Banks’s stunning new collection, exploring bold frontiers
“Poetry is an act of mischief,” Theodore Roethke famously once said, and Chris Banks takes this as his credo in Midlife Action Figure. His subject matter ranges from the familiar to the surreal, taking readers through poems that are both wondrous and strange, heartfelt and humorous, controlled and impatient. Whether calling a tree “an anthology of leaves” or describing time as “a Fisher-Price View-Master of ‘first kisses’ and ‘no return’ policies,” Banks approaches writing as if anything might make for alarming, strange, and dizzying verse.
Banks knits together wit with wildly inventive imagery as he follows his poems outside convention where they play with stolen matches. Capable of both deep introspection and the quick turn of phrase, he places his tongue firmly in his cheek as he looks for a measure of human wonder in this intermission between TED Talks and the apocalypse. Midlife Action Figure is a tour de force for anyone looking for that rare book that is as exciting as it is provocative, showcasing both pathos and humor, while it explores what it means to be alive in the early 21st century.
|Product dimensions:||5.50(w) x 8.50(h) x (d)|
About the Author
Chris Banks is a Canadian poet and author of four previous collections of poems, most recently The Cloud Versus Grand Unification Theory (ECW Press 2017). His poetry has appeared in The New Quarterly, Arc Magazine, The Antigonish Review, Event, The Malahat Review, and Prism International, among other publications. He lives and writes in Waterloo, Ontario.
Read an Excerpt
Some people treat each day like IKEA instructions.
Others look for a higher dimension in church pews.
Hot yoga studios. Time is an atlas. A Fischer-Price
View-Master of first kisses and “no return” policies.
I wish this was even more poetic. Throw in the phrase
In Media Res like a trial balloon. A benediction. A spark-plug.
Another celebrity has overdosed on alcohol and benzos.
Every story deserves a splashy two-page spread. Despite
Old Navy ads and tooth-paste for sensitive teeth, the heart is
a scourge. My spirit-animal is a scarecrow. The first-person
singular feels wrong here, but the hive-mind, all that buzzing,
overwhelms me. How many different ways to say Hallelujah?
I think we would all feel better if we were allowed to fall apart
one day out of the year. If only we could burn the briefcases.
I miss the sound of cicadas. Electric dusk. What do they care
about the end of post-modernism? Birth of narrow-casting?
Everyone has a few words they would like to bury forever.
I am losing landmarks as I get older, but thankfully we can
google it all. The little white house on a hill overlooking
the highway needs a new coat of paint but it is still there.
The uranium mine, the miners, are gone. If you feel yourself
going crazy, you probably are. Only a little. Young men
in black and white photographs, wearing soldier uniforms
or baseball attire, stare out stoically from the back wall
of dimly-lit bars and taverns.
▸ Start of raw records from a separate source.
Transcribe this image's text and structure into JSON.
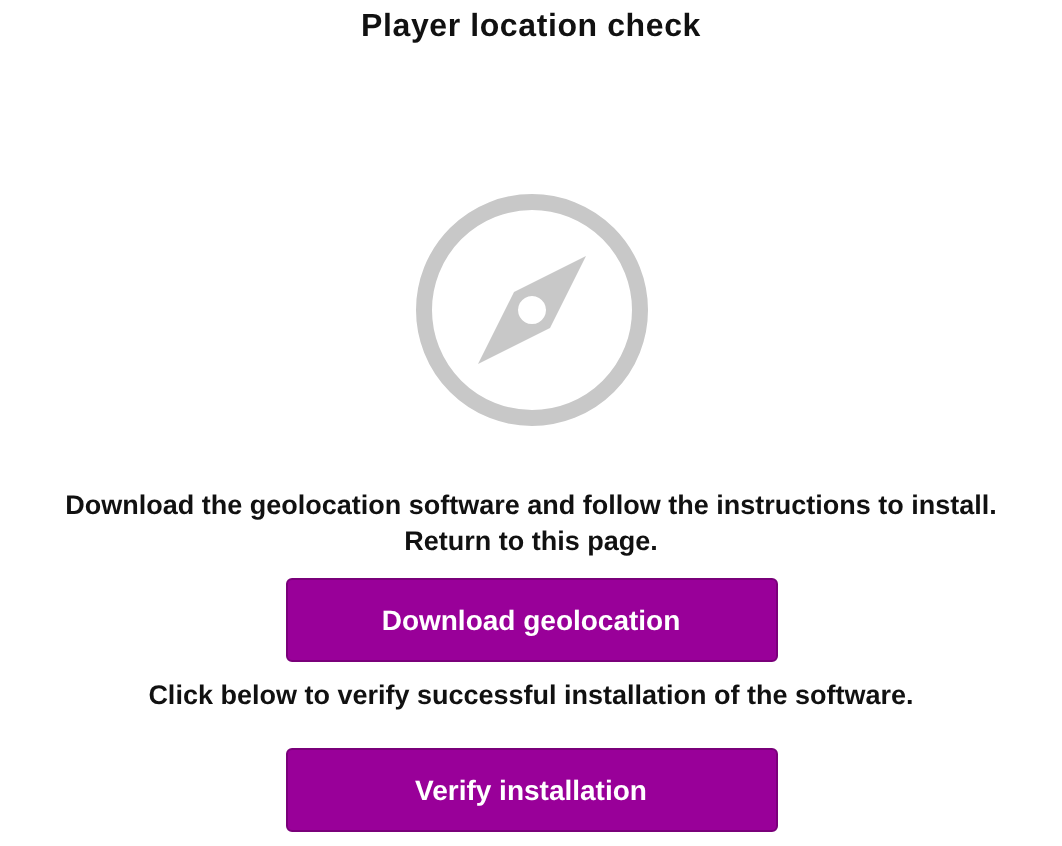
{
  "title": "Player location check",
  "instructions": "Download the geolocation software and follow the instructions to install. Return to this page.",
  "download_button": "Download geolocation",
  "verify_text": "Click below to verify successful installation of the software.",
  "verify_button": "Verify installation"
}
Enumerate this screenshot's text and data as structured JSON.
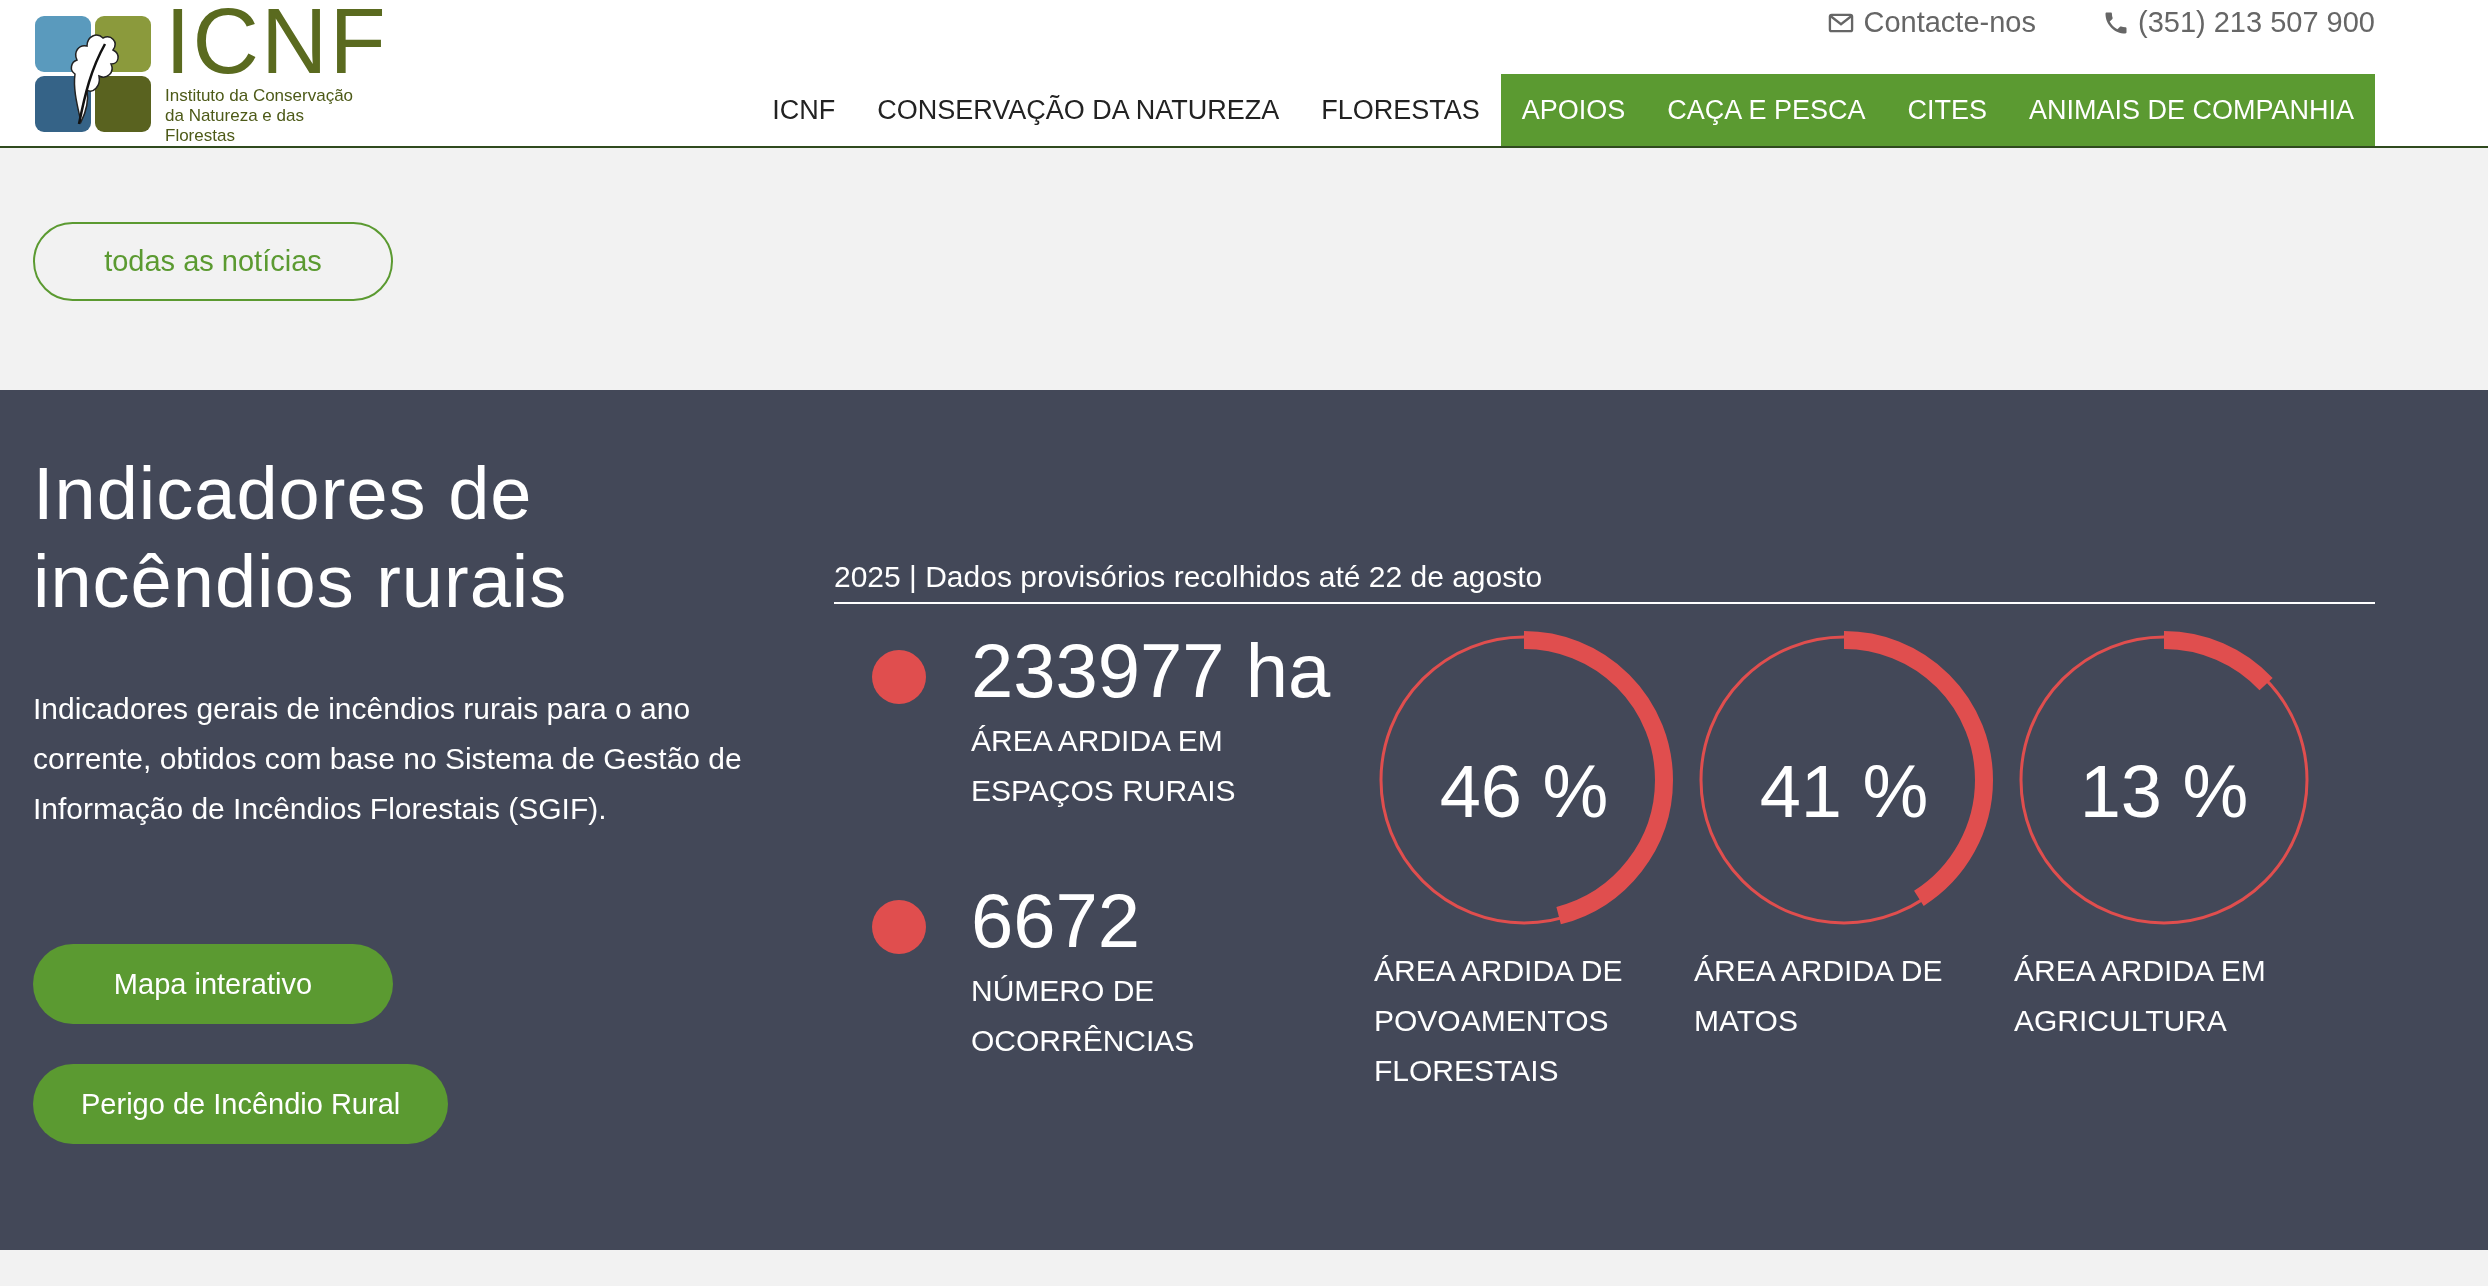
{
  "header": {
    "logo": {
      "acronym": "ICNF",
      "subtitle": "Instituto da Conservação da Natureza e das Florestas"
    },
    "contacts": [
      {
        "kind": "email",
        "label": "Contacte-nos"
      },
      {
        "kind": "phone",
        "label": "(351) 213 507 900"
      }
    ],
    "nav": [
      {
        "label": "ICNF",
        "highlighted": false
      },
      {
        "label": "CONSERVAÇÃO DA NATUREZA",
        "highlighted": false
      },
      {
        "label": "FLORESTAS",
        "highlighted": false
      },
      {
        "label": "APOIOS",
        "highlighted": true
      },
      {
        "label": "CAÇA E PESCA",
        "highlighted": true
      },
      {
        "label": "CITES",
        "highlighted": true
      },
      {
        "label": "ANIMAIS DE COMPANHIA",
        "highlighted": true
      }
    ]
  },
  "news": {
    "button": "todas as notícias"
  },
  "indicators": {
    "title": "Indicadores de incêndios rurais",
    "description": "Indicadores gerais de incêndios rurais para o ano corrente, obtidos com base no Sistema de Gestão de Informação de Incêndios Florestais (SGIF).",
    "buttons": [
      "Mapa interativo",
      "Perigo de Incêndio Rural"
    ],
    "subtitle": "2025 | Dados provisórios recolhidos até 22 de agosto",
    "stats": [
      {
        "value": "233977 ha",
        "label": "ÁREA ARDIDA EM ESPAÇOS RURAIS"
      },
      {
        "value": "6672",
        "label": "NÚMERO DE OCORRÊNCIAS"
      }
    ],
    "gauges": [
      {
        "reading": "46 %",
        "level": 0.46,
        "label": "ÁREA ARDIDA DE POVOAMENTOS FLORESTAIS"
      },
      {
        "reading": "41 %",
        "level": 0.41,
        "label": "ÁREA ARDIDA DE MATOS"
      },
      {
        "reading": "13 %",
        "level": 0.13,
        "label": "ÁREA ARDIDA EM AGRICULTURA"
      }
    ]
  }
}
Today, wellness programs
preach resiliency like they are selling hamburgers. I keep
turning the pages of Time’s atlas. I trace its illustrations
with my fingers. The contoured lines. The last pages
blank, then something, new shapes, a lost continent,
new ports of call. A secret harbour, or a penal colony.
I mark a big X where the future will make landfall.